Best friends Eduardo Saverin and Mark Zuckerberg had spent many lonely nights looking for a way to stand out among Harvard University’s elite, competitive, and accomplished student body. Then, in 2003, Zuckerberg hacked into Harvard’s computers, crashed the campus network, almost got himself expelled, and was inspired to create Facebook, the social networking site that has since revolutionized communication around the world.

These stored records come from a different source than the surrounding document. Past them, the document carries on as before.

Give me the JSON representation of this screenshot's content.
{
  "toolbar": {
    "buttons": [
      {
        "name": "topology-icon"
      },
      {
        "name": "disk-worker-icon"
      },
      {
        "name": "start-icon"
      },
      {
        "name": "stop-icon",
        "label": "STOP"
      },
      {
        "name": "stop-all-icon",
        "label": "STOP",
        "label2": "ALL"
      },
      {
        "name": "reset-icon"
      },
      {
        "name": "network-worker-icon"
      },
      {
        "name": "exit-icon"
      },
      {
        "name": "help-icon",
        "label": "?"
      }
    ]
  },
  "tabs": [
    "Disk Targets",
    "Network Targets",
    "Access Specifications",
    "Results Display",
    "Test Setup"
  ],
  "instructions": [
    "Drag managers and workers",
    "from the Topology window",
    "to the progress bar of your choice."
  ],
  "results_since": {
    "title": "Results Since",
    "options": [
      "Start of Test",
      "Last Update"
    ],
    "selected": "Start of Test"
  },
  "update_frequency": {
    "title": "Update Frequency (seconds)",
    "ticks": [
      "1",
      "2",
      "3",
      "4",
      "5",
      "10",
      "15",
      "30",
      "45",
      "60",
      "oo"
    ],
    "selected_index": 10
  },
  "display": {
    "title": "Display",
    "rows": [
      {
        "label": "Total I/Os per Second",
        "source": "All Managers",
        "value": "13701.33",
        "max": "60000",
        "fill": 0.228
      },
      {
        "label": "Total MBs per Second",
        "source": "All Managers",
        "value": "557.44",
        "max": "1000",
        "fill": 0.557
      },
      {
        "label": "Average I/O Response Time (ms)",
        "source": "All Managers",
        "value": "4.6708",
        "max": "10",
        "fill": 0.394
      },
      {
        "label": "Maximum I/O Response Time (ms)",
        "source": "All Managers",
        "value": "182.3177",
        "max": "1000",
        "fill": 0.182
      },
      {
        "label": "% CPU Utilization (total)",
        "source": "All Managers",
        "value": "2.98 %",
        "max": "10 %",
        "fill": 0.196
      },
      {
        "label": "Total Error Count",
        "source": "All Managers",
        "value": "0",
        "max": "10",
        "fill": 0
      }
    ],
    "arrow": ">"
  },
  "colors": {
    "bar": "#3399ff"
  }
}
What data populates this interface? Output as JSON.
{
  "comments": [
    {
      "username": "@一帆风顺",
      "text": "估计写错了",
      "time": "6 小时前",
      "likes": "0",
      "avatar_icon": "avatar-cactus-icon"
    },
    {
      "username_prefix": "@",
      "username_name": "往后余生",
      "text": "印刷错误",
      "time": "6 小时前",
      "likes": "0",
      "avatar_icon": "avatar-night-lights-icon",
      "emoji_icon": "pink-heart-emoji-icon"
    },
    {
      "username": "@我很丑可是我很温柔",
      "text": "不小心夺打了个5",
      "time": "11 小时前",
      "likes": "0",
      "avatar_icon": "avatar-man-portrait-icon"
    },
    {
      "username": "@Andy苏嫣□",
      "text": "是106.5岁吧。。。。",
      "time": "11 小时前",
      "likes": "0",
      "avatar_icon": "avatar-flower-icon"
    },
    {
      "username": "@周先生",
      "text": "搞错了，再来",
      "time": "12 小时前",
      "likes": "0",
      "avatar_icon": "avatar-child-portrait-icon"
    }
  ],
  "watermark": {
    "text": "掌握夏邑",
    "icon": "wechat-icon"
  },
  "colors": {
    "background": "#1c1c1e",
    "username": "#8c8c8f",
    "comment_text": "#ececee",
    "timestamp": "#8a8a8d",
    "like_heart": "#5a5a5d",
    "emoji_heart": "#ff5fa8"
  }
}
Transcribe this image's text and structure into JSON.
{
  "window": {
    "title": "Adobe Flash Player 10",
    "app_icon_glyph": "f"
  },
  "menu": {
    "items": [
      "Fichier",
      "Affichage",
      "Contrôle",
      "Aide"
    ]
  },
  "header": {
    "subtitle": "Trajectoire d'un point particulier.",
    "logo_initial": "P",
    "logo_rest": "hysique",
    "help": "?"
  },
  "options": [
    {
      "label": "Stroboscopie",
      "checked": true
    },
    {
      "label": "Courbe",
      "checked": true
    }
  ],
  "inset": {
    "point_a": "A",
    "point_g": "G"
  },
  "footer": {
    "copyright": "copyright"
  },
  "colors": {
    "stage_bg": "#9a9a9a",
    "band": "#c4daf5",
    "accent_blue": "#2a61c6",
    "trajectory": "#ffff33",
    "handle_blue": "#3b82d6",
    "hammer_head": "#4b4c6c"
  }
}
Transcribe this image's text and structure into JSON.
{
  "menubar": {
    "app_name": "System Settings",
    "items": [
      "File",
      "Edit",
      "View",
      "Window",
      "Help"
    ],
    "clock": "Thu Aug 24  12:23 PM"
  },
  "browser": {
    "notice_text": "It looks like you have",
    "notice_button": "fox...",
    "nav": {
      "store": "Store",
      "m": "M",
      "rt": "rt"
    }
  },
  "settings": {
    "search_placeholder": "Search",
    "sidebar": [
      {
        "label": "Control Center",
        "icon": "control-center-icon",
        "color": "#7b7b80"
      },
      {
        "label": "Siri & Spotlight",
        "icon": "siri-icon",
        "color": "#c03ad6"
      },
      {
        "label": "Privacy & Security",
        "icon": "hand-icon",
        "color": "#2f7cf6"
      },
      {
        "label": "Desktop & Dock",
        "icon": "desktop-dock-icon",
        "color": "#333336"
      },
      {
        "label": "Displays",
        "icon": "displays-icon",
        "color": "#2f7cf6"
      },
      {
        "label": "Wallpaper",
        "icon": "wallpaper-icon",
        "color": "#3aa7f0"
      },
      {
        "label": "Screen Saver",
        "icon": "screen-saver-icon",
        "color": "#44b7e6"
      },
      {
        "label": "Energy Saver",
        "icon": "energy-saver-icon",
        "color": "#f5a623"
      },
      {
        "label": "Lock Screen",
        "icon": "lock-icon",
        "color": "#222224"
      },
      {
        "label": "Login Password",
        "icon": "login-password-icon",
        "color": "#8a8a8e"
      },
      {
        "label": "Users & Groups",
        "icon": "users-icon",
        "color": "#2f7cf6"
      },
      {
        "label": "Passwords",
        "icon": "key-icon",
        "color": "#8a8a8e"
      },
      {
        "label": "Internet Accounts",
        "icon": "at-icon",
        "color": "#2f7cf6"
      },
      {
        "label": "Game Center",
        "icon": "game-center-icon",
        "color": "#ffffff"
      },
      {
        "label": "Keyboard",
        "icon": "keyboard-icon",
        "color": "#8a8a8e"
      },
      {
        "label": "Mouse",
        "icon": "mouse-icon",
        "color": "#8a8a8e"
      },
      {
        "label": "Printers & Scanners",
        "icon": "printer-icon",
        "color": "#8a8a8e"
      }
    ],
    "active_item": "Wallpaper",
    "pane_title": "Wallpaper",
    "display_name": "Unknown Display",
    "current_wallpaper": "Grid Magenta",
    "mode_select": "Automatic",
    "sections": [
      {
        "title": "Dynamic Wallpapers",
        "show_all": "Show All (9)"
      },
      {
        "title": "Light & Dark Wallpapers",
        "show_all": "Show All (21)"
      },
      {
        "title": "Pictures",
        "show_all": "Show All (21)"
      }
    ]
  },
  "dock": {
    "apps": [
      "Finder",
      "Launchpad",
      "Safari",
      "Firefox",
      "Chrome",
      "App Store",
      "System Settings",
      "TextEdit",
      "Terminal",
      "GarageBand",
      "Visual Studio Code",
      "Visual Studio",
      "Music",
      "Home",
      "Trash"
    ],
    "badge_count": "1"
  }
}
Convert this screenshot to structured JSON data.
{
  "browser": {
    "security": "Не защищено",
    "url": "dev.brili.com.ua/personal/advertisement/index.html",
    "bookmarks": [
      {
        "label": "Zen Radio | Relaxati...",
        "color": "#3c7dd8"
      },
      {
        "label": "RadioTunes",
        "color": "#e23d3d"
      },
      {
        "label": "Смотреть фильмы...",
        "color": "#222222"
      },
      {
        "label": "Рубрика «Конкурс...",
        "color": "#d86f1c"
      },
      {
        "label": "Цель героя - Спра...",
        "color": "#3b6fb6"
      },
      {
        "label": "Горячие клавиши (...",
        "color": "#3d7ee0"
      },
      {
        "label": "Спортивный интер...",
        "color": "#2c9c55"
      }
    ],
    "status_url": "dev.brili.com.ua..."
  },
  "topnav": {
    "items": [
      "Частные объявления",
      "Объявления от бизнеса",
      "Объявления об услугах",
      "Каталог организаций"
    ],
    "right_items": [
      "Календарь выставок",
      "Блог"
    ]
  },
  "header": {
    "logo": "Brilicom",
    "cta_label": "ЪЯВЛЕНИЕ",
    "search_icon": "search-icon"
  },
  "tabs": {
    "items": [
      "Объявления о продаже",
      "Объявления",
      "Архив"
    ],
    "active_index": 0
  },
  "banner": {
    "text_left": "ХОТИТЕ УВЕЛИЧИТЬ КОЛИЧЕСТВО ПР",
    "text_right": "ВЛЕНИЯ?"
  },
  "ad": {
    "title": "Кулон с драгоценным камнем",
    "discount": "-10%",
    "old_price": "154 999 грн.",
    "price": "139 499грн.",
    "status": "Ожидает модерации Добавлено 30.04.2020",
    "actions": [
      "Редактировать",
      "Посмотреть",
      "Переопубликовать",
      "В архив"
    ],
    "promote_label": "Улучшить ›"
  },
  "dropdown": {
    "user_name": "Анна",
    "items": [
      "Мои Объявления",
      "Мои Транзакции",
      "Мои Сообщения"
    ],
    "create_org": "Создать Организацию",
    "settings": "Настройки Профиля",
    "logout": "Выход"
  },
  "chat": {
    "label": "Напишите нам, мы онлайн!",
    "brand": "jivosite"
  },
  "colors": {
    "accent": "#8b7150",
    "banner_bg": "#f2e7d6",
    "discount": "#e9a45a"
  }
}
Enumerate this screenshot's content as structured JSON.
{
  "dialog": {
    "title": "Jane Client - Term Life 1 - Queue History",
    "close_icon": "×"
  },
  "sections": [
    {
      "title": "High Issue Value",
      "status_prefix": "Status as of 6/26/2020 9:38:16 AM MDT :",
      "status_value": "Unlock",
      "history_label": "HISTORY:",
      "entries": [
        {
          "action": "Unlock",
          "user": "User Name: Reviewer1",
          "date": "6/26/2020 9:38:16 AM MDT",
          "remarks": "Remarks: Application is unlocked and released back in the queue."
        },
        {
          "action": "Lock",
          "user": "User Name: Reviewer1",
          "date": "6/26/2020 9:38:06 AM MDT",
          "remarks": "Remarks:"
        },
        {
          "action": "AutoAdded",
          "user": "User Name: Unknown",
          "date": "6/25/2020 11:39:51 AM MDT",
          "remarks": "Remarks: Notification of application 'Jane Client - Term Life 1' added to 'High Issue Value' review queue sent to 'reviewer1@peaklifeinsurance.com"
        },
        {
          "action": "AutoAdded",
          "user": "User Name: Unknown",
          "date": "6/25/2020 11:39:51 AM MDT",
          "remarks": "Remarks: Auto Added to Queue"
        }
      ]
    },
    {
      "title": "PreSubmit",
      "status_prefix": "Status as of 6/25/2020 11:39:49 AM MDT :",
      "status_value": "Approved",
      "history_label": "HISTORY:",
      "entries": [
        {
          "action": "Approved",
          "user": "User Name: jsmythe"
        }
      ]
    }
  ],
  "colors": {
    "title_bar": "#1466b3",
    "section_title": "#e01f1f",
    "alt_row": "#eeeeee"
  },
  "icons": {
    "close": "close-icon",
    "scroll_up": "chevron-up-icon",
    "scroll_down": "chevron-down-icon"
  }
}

With Saverin’s funding their tiny start-up went from dorm room to Silicon Valley. But conflicting ideas about Facebook’s future transformed the friends into enemies. Soon, the undergraduate exuberance that marked their collaboration turned into out-and-out warfare as it fell prey to the adult world of venture capitalists, big money, and lawyers.